### AVAILABLE DATA ###

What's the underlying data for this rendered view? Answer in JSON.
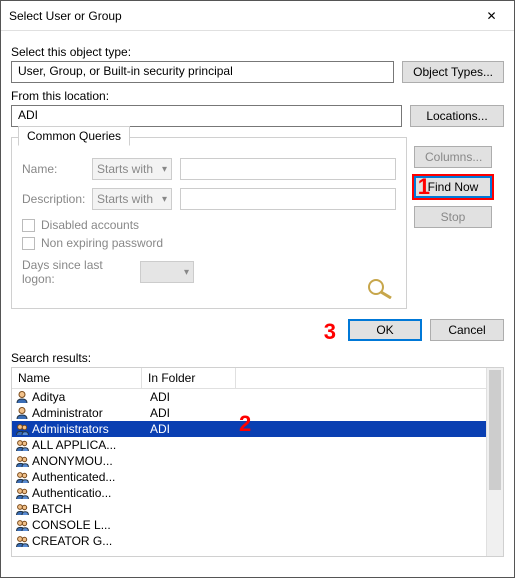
{
  "window": {
    "title": "Select User or Group"
  },
  "section": {
    "object_type_label": "Select this object type:",
    "object_type_value": "User, Group, or Built-in security principal",
    "object_types_btn": "Object Types...",
    "location_label": "From this location:",
    "location_value": "ADI",
    "locations_btn": "Locations..."
  },
  "queries": {
    "tab": "Common Queries",
    "name_label": "Name:",
    "name_mode": "Starts with",
    "desc_label": "Description:",
    "desc_mode": "Starts with",
    "disabled_chk": "Disabled accounts",
    "nonexp_chk": "Non expiring password",
    "days_label": "Days since last logon:",
    "columns_btn": "Columns...",
    "findnow_btn": "Find Now",
    "stop_btn": "Stop"
  },
  "actions": {
    "ok": "OK",
    "cancel": "Cancel"
  },
  "results": {
    "label": "Search results:",
    "col_name": "Name",
    "col_folder": "In Folder",
    "items": [
      {
        "type": "user",
        "name": "Aditya",
        "folder": "ADI",
        "selected": false
      },
      {
        "type": "user",
        "name": "Administrator",
        "folder": "ADI",
        "selected": false
      },
      {
        "type": "group",
        "name": "Administrators",
        "folder": "ADI",
        "selected": true
      },
      {
        "type": "group",
        "name": "ALL APPLICA...",
        "folder": "",
        "selected": false
      },
      {
        "type": "group",
        "name": "ANONYMOU...",
        "folder": "",
        "selected": false
      },
      {
        "type": "group",
        "name": "Authenticated...",
        "folder": "",
        "selected": false
      },
      {
        "type": "group",
        "name": "Authenticatio...",
        "folder": "",
        "selected": false
      },
      {
        "type": "group",
        "name": "BATCH",
        "folder": "",
        "selected": false
      },
      {
        "type": "group",
        "name": "CONSOLE L...",
        "folder": "",
        "selected": false
      },
      {
        "type": "group",
        "name": "CREATOR G...",
        "folder": "",
        "selected": false
      }
    ]
  },
  "annotations": {
    "a1": "1",
    "a2": "2",
    "a3": "3"
  }
}
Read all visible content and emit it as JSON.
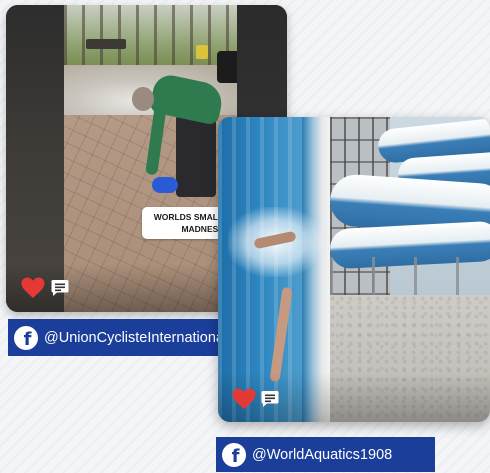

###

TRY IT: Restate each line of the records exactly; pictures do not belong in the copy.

WRITTEN SOLUTION:
What's the underlying data for this rendered view? Answer in JSON.
{
  "window": {
    "title": "Select User or Group"
  },
  "section": {
    "object_type_label": "Select this object type:",
    "object_type_value": "User, Group, or Built-in security principal",
    "object_types_btn": "Object Types...",
    "location_label": "From this location:",
    "location_value": "ADI",
    "locations_btn": "Locations..."
  },
  "queries": {
    "tab": "Common Queries",
    "name_label": "Name:",
    "name_mode": "Starts with",
    "desc_label": "Description:",
    "desc_mode": "Starts with",
    "disabled_chk": "Disabled accounts",
    "nonexp_chk": "Non expiring password",
    "days_label": "Days since last logon:",
    "columns_btn": "Columns...",
    "findnow_btn": "Find Now",
    "stop_btn": "Stop"
  },
  "actions": {
    "ok": "OK",
    "cancel": "Cancel"
  },
  "results": {
    "label": "Search results:",
    "col_name": "Name",
    "col_folder": "In Folder",
    "items": [
      {
        "type": "user",
        "name": "Aditya",
        "folder": "ADI",
        "selected": false
      },
      {
        "type": "user",
        "name": "Administrator",
        "folder": "ADI",
        "selected": false
      },
      {
        "type": "group",
        "name": "Administrators",
        "folder": "ADI",
        "selected": true
      },
      {
        "type": "group",
        "name": "ALL APPLICA...",
        "folder": "",
        "selected": false
      },
      {
        "type": "group",
        "name": "ANONYMOU...",
        "folder": "",
        "selected": false
      },
      {
        "type": "group",
        "name": "Authenticated...",
        "folder": "",
        "selected": false
      },
      {
        "type": "group",
        "name": "Authenticatio...",
        "folder": "",
        "selected": false
      },
      {
        "type": "group",
        "name": "BATCH",
        "folder": "",
        "selected": false
      },
      {
        "type": "group",
        "name": "CONSOLE L...",
        "folder": "",
        "selected": false
      },
      {
        "type": "group",
        "name": "CREATOR G...",
        "folder": "",
        "selected": false
      }
    ]
  },
  "annotations": {
    "a1": "1",
    "a2": "2",
    "a3": "3"
  }
}
Read all visible content and emit it as JSON.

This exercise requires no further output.